In 1958, Jack Harlan Friedenthal began teaching at Stanford Law School. In 1988, he left Stanford for the deanship at The George Washington University Law School. He served as dean for a decade, stepping down after a decade of achievement. Since then, Professor Friedenthal has been a member of the full-time faculty at GW Law. He regularly teaches evidence, conflict of laws, and—of course—
Professor Friedenthal has taught thousands personally, and he has impacted countless more with his storied Civil Procedure casebook and hornbook. Moreover, his scholarship has influenced the development of civil procedure in both California and the federal courts. His genuine warmth, devotion to teaching and scholarship, and bottomless mirth are infectious and have rubbed off on students, professors, and administrators at both GW and Stanford.
The Law Review therefore thinks it fitting to dedicate this Issue in his honor. Four essays chronicle Professor Friedenthal's contribution to legal education and scholarship over the past fifty years. The Honorable Ruth Bader Ginsburg, Dean Frederick M. Lawrence, and Professors Mary Kay Kane, Arthur R. Miller, and Helen M. Hershkoff all join the Law Review in congratulating Professor Friedenthal on his half-century of achievement in legal education and scholarship.

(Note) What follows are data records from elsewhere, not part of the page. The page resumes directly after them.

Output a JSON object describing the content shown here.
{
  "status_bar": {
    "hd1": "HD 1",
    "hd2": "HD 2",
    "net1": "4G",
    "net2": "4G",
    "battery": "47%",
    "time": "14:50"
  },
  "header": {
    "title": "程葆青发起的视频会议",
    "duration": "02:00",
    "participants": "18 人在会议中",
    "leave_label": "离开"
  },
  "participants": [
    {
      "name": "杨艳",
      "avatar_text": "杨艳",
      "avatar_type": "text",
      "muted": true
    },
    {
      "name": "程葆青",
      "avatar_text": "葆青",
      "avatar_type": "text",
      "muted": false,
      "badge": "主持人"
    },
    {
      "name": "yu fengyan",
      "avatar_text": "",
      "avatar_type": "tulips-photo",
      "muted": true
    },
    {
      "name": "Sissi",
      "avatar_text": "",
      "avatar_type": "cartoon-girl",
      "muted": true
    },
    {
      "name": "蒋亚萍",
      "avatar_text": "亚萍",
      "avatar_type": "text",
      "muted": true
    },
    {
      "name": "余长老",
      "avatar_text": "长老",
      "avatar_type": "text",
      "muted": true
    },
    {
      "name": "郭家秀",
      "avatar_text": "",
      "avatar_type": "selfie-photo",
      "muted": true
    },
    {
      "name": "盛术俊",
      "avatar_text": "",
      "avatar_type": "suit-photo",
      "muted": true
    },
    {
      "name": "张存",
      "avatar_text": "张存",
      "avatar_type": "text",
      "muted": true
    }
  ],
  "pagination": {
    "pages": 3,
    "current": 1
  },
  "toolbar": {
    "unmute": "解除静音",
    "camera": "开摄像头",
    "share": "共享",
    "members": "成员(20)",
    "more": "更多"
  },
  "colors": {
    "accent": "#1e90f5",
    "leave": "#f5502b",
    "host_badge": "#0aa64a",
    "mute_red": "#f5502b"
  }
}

We wish him the very best and hope that he will continue sharing his humor, wit, and wisdom with students and colleagues alike for many years to come.